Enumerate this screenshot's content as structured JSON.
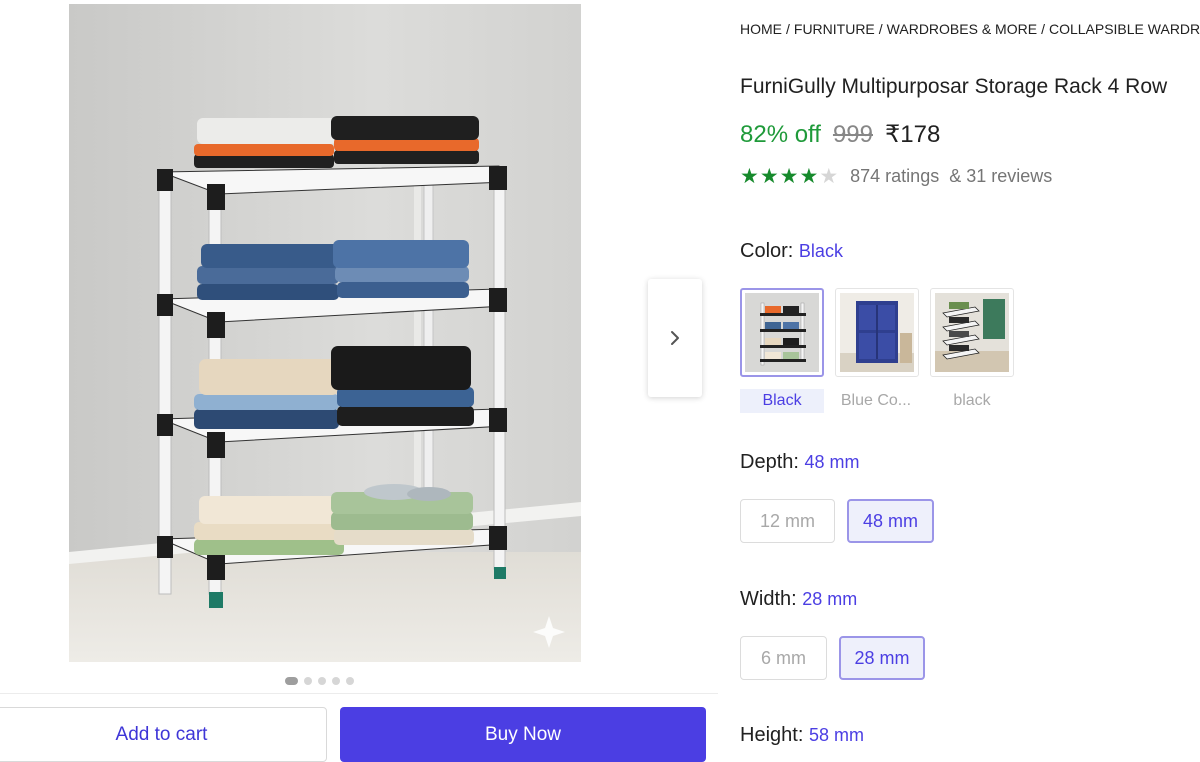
{
  "breadcrumb": [
    "HOME",
    "FURNITURE",
    "WARDROBES & MORE",
    "COLLAPSIBLE WARDROBES"
  ],
  "product": {
    "title": "FurniGully Multipurposar Storage Rack 4 Row",
    "discount": "82% off",
    "mrp": "999",
    "price": "₹178",
    "rating_stars": 4,
    "ratings_count": "874 ratings",
    "reviews_count": "& 31 reviews"
  },
  "color": {
    "label": "Color:",
    "value": "Black",
    "options": [
      {
        "name": "Black",
        "selected": true
      },
      {
        "name": "Blue Co...",
        "selected": false
      },
      {
        "name": "black",
        "selected": false
      }
    ]
  },
  "depth": {
    "label": "Depth:",
    "value": "48 mm",
    "options": [
      {
        "name": "12 mm",
        "selected": false
      },
      {
        "name": "48 mm",
        "selected": true
      }
    ]
  },
  "width": {
    "label": "Width:",
    "value": "28 mm",
    "options": [
      {
        "name": "6 mm",
        "selected": false
      },
      {
        "name": "28 mm",
        "selected": true
      }
    ]
  },
  "height": {
    "label": "Height:",
    "value": "58 mm"
  },
  "gallery": {
    "image_count": 5,
    "active_index": 0
  },
  "actions": {
    "add_to_cart": "Add to cart",
    "buy_now": "Buy Now"
  },
  "icons": {
    "next": "chevron-right-icon",
    "rating_star": "star-icon",
    "watermark": "sparkle-icon"
  },
  "colors": {
    "accent": "#4b3ee3",
    "discount_green": "#1f9a3a",
    "star_green": "#168a2c",
    "muted": "#a8a8a8"
  }
}
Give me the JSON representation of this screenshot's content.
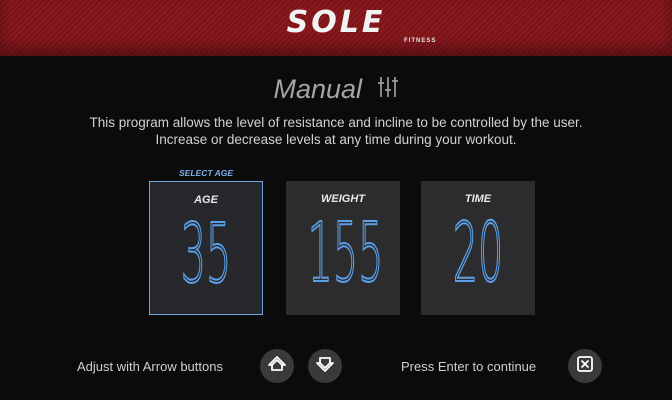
{
  "brand": {
    "name": "SOLE",
    "sub": "FITNESS"
  },
  "program": {
    "title": "Manual",
    "description_line1": "This program allows the level of resistance and incline to be controlled by the user.",
    "description_line2": "Increase or decrease levels at any time during your workout."
  },
  "selection_hint": "SELECT AGE",
  "fields": [
    {
      "label": "AGE",
      "value": "35",
      "selected": true
    },
    {
      "label": "WEIGHT",
      "value": "155",
      "selected": false
    },
    {
      "label": "TIME",
      "value": "20",
      "selected": false
    }
  ],
  "footer": {
    "adjust_label": "Adjust with Arrow buttons",
    "enter_label": "Press Enter to continue"
  },
  "icons": {
    "program": "sliders-icon",
    "up": "chevron-up-icon",
    "down": "chevron-down-icon",
    "enter": "enter-icon"
  },
  "colors": {
    "header": "#8a1a1f",
    "accent_blue": "#5c9fe6",
    "card": "#2c2c2e",
    "background": "#0b0b0b"
  }
}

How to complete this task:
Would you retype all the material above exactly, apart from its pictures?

Answer for this exercise:
Enumerate this screenshot's content as structured JSON.
{
  "breadcrumb": [
    "HOME",
    "FURNITURE",
    "WARDROBES & MORE",
    "COLLAPSIBLE WARDROBES"
  ],
  "product": {
    "title": "FurniGully Multipurposar Storage Rack 4 Row",
    "discount": "82% off",
    "mrp": "999",
    "price": "₹178",
    "rating_stars": 4,
    "ratings_count": "874 ratings",
    "reviews_count": "& 31 reviews"
  },
  "color": {
    "label": "Color:",
    "value": "Black",
    "options": [
      {
        "name": "Black",
        "selected": true
      },
      {
        "name": "Blue Co...",
        "selected": false
      },
      {
        "name": "black",
        "selected": false
      }
    ]
  },
  "depth": {
    "label": "Depth:",
    "value": "48 mm",
    "options": [
      {
        "name": "12 mm",
        "selected": false
      },
      {
        "name": "48 mm",
        "selected": true
      }
    ]
  },
  "width": {
    "label": "Width:",
    "value": "28 mm",
    "options": [
      {
        "name": "6 mm",
        "selected": false
      },
      {
        "name": "28 mm",
        "selected": true
      }
    ]
  },
  "height": {
    "label": "Height:",
    "value": "58 mm"
  },
  "gallery": {
    "image_count": 5,
    "active_index": 0
  },
  "actions": {
    "add_to_cart": "Add to cart",
    "buy_now": "Buy Now"
  },
  "icons": {
    "next": "chevron-right-icon",
    "rating_star": "star-icon",
    "watermark": "sparkle-icon"
  },
  "colors": {
    "accent": "#4b3ee3",
    "discount_green": "#1f9a3a",
    "star_green": "#168a2c",
    "muted": "#a8a8a8"
  }
}
Give me the JSON representation of this screenshot's content.
{
  "brand": {
    "name": "SOLE",
    "sub": "FITNESS"
  },
  "program": {
    "title": "Manual",
    "description_line1": "This program allows the level of resistance and incline to be controlled by the user.",
    "description_line2": "Increase or decrease levels at any time during your workout."
  },
  "selection_hint": "SELECT AGE",
  "fields": [
    {
      "label": "AGE",
      "value": "35",
      "selected": true
    },
    {
      "label": "WEIGHT",
      "value": "155",
      "selected": false
    },
    {
      "label": "TIME",
      "value": "20",
      "selected": false
    }
  ],
  "footer": {
    "adjust_label": "Adjust with Arrow buttons",
    "enter_label": "Press Enter to continue"
  },
  "icons": {
    "program": "sliders-icon",
    "up": "chevron-up-icon",
    "down": "chevron-down-icon",
    "enter": "enter-icon"
  },
  "colors": {
    "header": "#8a1a1f",
    "accent_blue": "#5c9fe6",
    "card": "#2c2c2e",
    "background": "#0b0b0b"
  }
}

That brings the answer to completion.